A legislative audit released on Tuesday questions New Mexico's Indian Education Act.

The act was passed in 2003 to include tribal culture and language in public school curriculum. But the law is "vague, overly ambitious and extremely difficult to implement," the audit by the Legislative Finance Committee states.

At a hearing, state lawmakers said they stood behind the intent of the law. But some questioned whether it placed too much emphasis on tribal culture without focusing on core subjects. They noted that Native student test performance continues to lag.

The audit compares the state to Montana, North Dakota, and South Dakota, states with significant populations of Native Americans. Native students in these states have higher test scores, fewer Natives in poverty, more tribal colleges and more Natives enrolled in schools.

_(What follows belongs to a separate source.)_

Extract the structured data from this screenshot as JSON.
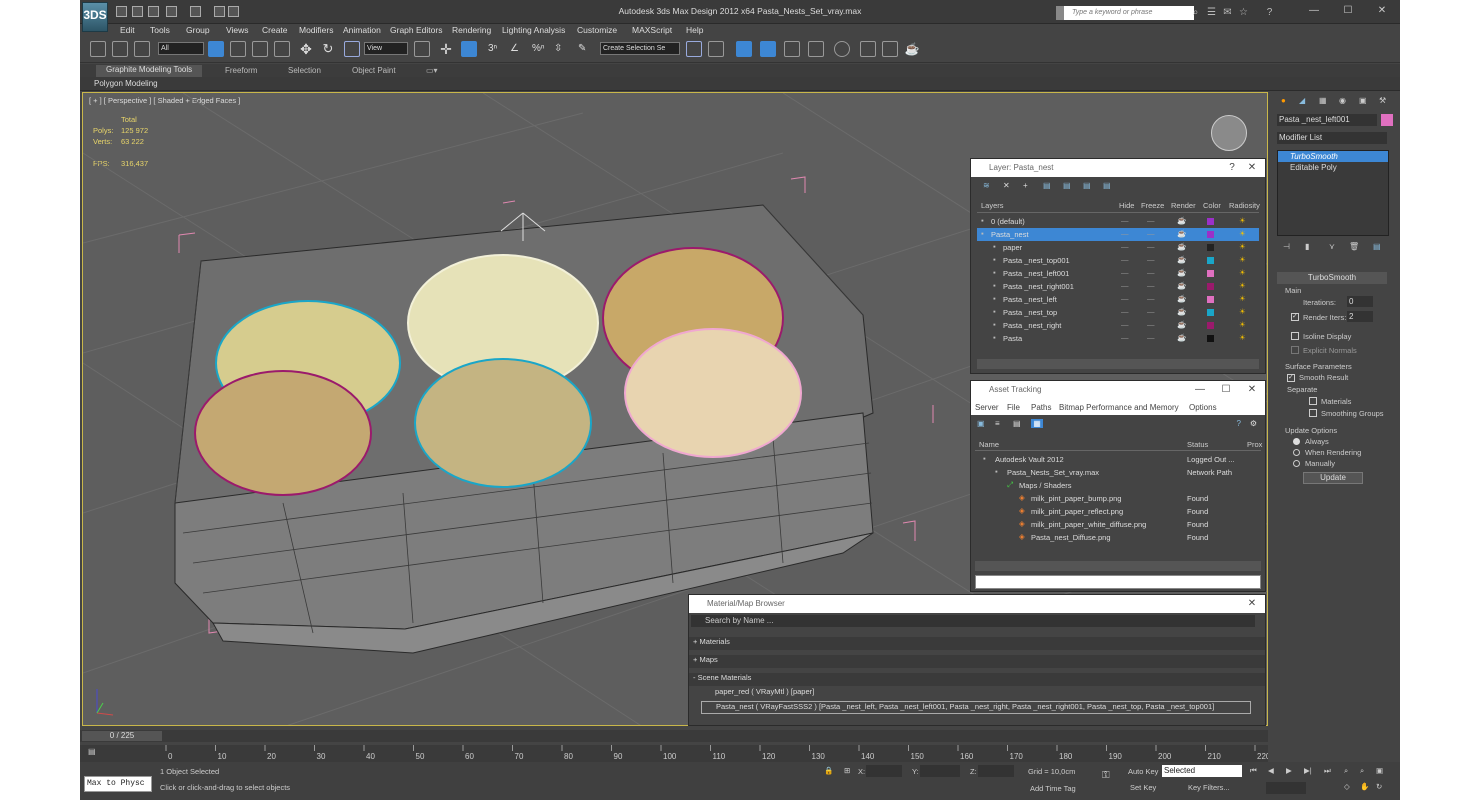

Montana has its own Indian Education for All Act that is more clear and provides a better framework, the audit states.

Get the Story:
State lawmakers question Indian Education Act (The Farmington Daily Times 3/30)

Get the Audit:
Public Education Department Quick Response Review of Implementation of Indian Education Act (March 28, 2004)

Relevant Links:
New Mexico Public Education Department -

Related Stories:
New Mexico holds Indian education summit (12/20)